The task
Whenever a line of the entries below holds the string "разделить", copy that line and return it.

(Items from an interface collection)

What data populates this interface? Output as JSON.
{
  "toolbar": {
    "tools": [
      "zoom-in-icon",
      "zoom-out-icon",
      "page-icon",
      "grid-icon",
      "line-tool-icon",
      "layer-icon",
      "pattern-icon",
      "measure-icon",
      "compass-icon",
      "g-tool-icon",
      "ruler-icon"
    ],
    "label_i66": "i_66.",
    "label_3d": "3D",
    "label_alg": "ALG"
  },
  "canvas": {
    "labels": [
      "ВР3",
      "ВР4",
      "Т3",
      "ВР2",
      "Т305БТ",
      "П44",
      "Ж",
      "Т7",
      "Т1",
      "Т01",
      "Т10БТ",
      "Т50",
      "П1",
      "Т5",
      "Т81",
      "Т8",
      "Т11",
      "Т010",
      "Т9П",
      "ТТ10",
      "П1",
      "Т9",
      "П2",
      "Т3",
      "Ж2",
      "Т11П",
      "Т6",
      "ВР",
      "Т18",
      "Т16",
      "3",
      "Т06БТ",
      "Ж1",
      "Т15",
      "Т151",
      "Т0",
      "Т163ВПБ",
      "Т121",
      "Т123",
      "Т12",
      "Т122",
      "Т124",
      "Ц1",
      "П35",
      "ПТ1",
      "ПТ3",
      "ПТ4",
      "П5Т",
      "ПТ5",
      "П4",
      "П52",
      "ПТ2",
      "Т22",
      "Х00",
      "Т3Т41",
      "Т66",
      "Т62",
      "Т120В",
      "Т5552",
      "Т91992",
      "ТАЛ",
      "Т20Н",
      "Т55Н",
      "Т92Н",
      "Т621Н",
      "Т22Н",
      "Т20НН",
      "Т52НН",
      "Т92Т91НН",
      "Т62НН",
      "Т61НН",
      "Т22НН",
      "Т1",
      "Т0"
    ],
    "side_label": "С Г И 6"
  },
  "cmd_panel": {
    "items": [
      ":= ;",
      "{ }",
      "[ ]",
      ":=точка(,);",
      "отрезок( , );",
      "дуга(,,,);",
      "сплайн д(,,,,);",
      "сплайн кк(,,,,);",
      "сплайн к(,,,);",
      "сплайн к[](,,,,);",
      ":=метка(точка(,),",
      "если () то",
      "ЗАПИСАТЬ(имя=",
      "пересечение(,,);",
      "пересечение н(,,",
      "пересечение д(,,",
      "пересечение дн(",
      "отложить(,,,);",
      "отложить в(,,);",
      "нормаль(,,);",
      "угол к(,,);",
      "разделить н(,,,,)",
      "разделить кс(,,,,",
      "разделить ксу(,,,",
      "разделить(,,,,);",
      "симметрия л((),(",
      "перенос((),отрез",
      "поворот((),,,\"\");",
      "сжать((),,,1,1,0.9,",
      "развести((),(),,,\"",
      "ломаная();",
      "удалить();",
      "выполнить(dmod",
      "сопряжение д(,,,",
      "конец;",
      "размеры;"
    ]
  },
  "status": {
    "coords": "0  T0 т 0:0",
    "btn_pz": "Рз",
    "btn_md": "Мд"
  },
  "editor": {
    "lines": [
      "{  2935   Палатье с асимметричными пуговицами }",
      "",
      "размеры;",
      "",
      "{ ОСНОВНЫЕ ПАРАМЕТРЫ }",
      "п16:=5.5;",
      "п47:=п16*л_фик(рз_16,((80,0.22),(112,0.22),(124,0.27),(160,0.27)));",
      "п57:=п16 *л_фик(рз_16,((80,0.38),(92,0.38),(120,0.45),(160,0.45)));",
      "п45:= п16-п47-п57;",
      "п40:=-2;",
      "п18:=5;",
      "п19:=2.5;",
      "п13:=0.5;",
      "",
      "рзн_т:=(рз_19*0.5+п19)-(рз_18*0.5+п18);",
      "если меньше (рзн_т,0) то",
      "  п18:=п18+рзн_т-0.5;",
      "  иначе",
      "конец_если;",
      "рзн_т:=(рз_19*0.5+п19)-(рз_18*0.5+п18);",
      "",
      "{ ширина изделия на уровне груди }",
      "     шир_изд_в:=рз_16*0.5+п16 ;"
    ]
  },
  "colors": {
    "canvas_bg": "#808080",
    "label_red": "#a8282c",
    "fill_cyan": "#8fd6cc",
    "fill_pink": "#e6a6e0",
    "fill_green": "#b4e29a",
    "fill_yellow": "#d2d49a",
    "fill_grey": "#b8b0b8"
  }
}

Task response
      "разделить н(,,,,)",
      "разделить кс(,,,,",
      "разделить ксу(,,,",
      "разделить(,,,,);",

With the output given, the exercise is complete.